Provided material:
[Start of section]
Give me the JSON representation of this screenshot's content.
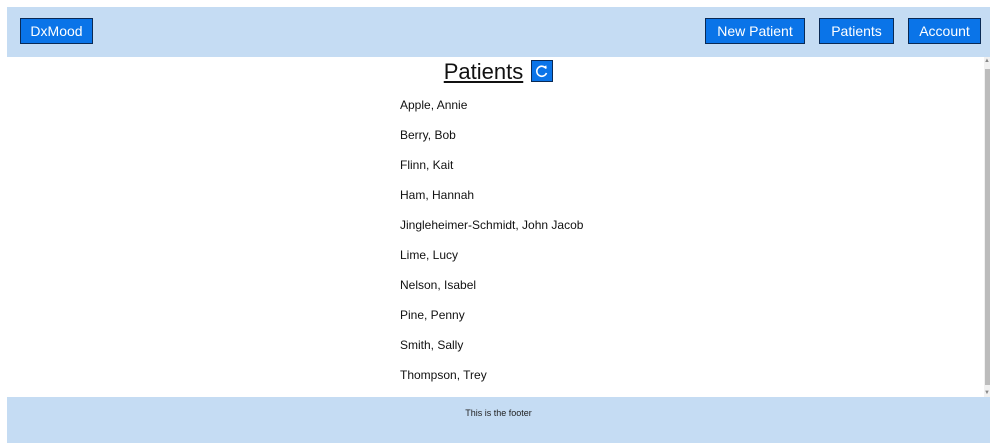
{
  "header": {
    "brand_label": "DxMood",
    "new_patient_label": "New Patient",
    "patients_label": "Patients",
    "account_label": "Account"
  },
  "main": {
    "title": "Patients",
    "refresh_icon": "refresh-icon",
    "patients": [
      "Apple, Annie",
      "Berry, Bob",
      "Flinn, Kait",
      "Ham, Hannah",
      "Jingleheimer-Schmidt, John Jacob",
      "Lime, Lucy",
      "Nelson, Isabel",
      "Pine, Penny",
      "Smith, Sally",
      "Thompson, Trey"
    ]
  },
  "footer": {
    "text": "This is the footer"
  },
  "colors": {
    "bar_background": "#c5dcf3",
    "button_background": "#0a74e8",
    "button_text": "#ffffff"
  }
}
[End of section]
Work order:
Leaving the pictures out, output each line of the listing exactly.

Your response:
Give me the JSON representation of this screenshot's content.
{
  "header": {
    "brand_label": "DxMood",
    "new_patient_label": "New Patient",
    "patients_label": "Patients",
    "account_label": "Account"
  },
  "main": {
    "title": "Patients",
    "refresh_icon": "refresh-icon",
    "patients": [
      "Apple, Annie",
      "Berry, Bob",
      "Flinn, Kait",
      "Ham, Hannah",
      "Jingleheimer-Schmidt, John Jacob",
      "Lime, Lucy",
      "Nelson, Isabel",
      "Pine, Penny",
      "Smith, Sally",
      "Thompson, Trey"
    ]
  },
  "footer": {
    "text": "This is the footer"
  },
  "colors": {
    "bar_background": "#c5dcf3",
    "button_background": "#0a74e8",
    "button_text": "#ffffff"
  }
}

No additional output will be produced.